─── GIVEN RECORDS

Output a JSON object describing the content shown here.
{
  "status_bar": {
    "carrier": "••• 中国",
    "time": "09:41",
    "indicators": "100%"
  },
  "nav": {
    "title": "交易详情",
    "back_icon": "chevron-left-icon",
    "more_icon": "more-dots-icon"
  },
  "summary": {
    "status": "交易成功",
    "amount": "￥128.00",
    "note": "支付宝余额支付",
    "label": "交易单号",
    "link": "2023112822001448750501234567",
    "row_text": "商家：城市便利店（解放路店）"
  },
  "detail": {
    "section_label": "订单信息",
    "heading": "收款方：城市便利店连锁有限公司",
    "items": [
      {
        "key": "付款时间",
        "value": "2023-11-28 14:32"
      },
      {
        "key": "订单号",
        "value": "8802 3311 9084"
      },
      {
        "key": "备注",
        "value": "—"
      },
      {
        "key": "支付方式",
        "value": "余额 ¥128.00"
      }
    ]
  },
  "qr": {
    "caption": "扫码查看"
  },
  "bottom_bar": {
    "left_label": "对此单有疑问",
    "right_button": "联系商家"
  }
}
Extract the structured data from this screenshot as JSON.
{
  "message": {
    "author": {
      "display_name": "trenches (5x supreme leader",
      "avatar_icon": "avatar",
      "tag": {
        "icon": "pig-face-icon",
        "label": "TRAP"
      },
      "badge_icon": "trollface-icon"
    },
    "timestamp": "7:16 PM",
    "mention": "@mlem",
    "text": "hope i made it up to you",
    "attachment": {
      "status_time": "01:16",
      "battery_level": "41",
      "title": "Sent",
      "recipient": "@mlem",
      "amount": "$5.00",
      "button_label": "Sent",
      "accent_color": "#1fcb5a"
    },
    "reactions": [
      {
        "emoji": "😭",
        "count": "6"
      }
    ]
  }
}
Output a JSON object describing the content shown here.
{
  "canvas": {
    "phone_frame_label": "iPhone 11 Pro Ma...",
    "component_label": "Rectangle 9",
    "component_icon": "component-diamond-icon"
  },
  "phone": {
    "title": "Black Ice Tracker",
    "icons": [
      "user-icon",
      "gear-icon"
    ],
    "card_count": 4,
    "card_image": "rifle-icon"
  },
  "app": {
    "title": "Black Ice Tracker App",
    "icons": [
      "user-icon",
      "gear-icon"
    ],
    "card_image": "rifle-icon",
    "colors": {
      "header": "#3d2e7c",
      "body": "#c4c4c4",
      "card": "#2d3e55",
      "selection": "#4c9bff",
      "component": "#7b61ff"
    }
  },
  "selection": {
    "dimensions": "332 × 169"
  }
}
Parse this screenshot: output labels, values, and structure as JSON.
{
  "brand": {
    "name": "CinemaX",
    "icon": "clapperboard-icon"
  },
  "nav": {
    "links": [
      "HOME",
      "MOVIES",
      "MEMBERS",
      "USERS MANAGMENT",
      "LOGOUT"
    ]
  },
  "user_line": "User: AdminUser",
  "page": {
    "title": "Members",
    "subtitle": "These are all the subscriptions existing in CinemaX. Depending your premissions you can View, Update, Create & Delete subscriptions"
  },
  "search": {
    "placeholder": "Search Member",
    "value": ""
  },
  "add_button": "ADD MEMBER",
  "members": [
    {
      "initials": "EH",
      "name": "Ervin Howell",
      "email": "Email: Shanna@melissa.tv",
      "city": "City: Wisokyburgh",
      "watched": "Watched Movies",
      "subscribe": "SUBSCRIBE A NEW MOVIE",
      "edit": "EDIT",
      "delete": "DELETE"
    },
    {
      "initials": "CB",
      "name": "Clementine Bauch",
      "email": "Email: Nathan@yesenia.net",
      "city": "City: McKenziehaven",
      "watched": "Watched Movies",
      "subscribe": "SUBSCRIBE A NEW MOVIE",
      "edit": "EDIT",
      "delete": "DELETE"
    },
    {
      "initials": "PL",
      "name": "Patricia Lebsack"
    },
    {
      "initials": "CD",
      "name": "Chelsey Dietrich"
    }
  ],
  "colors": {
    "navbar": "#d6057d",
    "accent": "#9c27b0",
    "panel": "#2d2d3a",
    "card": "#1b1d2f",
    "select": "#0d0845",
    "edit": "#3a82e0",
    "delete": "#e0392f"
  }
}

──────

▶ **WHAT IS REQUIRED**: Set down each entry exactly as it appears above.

▶ **ANSWER SECTION**:
Output a JSON object describing the content shown here.
{
  "status_bar": {
    "carrier": "••• 中国",
    "time": "09:41",
    "indicators": "100%"
  },
  "nav": {
    "title": "交易详情",
    "back_icon": "chevron-left-icon",
    "more_icon": "more-dots-icon"
  },
  "summary": {
    "status": "交易成功",
    "amount": "￥128.00",
    "note": "支付宝余额支付",
    "label": "交易单号",
    "link": "2023112822001448750501234567",
    "row_text": "商家：城市便利店（解放路店）"
  },
  "detail": {
    "section_label": "订单信息",
    "heading": "收款方：城市便利店连锁有限公司",
    "items": [
      {
        "key": "付款时间",
        "value": "2023-11-28 14:32"
      },
      {
        "key": "订单号",
        "value": "8802 3311 9084"
      },
      {
        "key": "备注",
        "value": "—"
      },
      {
        "key": "支付方式",
        "value": "余额 ¥128.00"
      }
    ]
  },
  "qr": {
    "caption": "扫码查看"
  },
  "bottom_bar": {
    "left_label": "对此单有疑问",
    "right_button": "联系商家"
  }
}
Extract the structured data from this screenshot as JSON.
{
  "message": {
    "author": {
      "display_name": "trenches (5x supreme leader",
      "avatar_icon": "avatar",
      "tag": {
        "icon": "pig-face-icon",
        "label": "TRAP"
      },
      "badge_icon": "trollface-icon"
    },
    "timestamp": "7:16 PM",
    "mention": "@mlem",
    "text": "hope i made it up to you",
    "attachment": {
      "status_time": "01:16",
      "battery_level": "41",
      "title": "Sent",
      "recipient": "@mlem",
      "amount": "$5.00",
      "button_label": "Sent",
      "accent_color": "#1fcb5a"
    },
    "reactions": [
      {
        "emoji": "😭",
        "count": "6"
      }
    ]
  }
}
Output a JSON object describing the content shown here.
{
  "canvas": {
    "phone_frame_label": "iPhone 11 Pro Ma...",
    "component_label": "Rectangle 9",
    "component_icon": "component-diamond-icon"
  },
  "phone": {
    "title": "Black Ice Tracker",
    "icons": [
      "user-icon",
      "gear-icon"
    ],
    "card_count": 4,
    "card_image": "rifle-icon"
  },
  "app": {
    "title": "Black Ice Tracker App",
    "icons": [
      "user-icon",
      "gear-icon"
    ],
    "card_image": "rifle-icon",
    "colors": {
      "header": "#3d2e7c",
      "body": "#c4c4c4",
      "card": "#2d3e55",
      "selection": "#4c9bff",
      "component": "#7b61ff"
    }
  },
  "selection": {
    "dimensions": "332 × 169"
  }
}
Parse this screenshot: output labels, values, and structure as JSON.
{
  "brand": {
    "name": "CinemaX",
    "icon": "clapperboard-icon"
  },
  "nav": {
    "links": [
      "HOME",
      "MOVIES",
      "MEMBERS",
      "USERS MANAGMENT",
      "LOGOUT"
    ]
  },
  "user_line": "User: AdminUser",
  "page": {
    "title": "Members",
    "subtitle": "These are all the subscriptions existing in CinemaX. Depending your premissions you can View, Update, Create & Delete subscriptions"
  },
  "search": {
    "placeholder": "Search Member",
    "value": ""
  },
  "add_button": "ADD MEMBER",
  "members": [
    {
      "initials": "EH",
      "name": "Ervin Howell",
      "email": "Email: Shanna@melissa.tv",
      "city": "City: Wisokyburgh",
      "watched": "Watched Movies",
      "subscribe": "SUBSCRIBE A NEW MOVIE",
      "edit": "EDIT",
      "delete": "DELETE"
    },
    {
      "initials": "CB",
      "name": "Clementine Bauch",
      "email": "Email: Nathan@yesenia.net",
      "city": "City: McKenziehaven",
      "watched": "Watched Movies",
      "subscribe": "SUBSCRIBE A NEW MOVIE",
      "edit": "EDIT",
      "delete": "DELETE"
    },
    {
      "initials": "PL",
      "name": "Patricia Lebsack"
    },
    {
      "initials": "CD",
      "name": "Chelsey Dietrich"
    }
  ],
  "colors": {
    "navbar": "#d6057d",
    "accent": "#9c27b0",
    "panel": "#2d2d3a",
    "card": "#1b1d2f",
    "select": "#0d0845",
    "edit": "#3a82e0",
    "delete": "#e0392f"
  }
}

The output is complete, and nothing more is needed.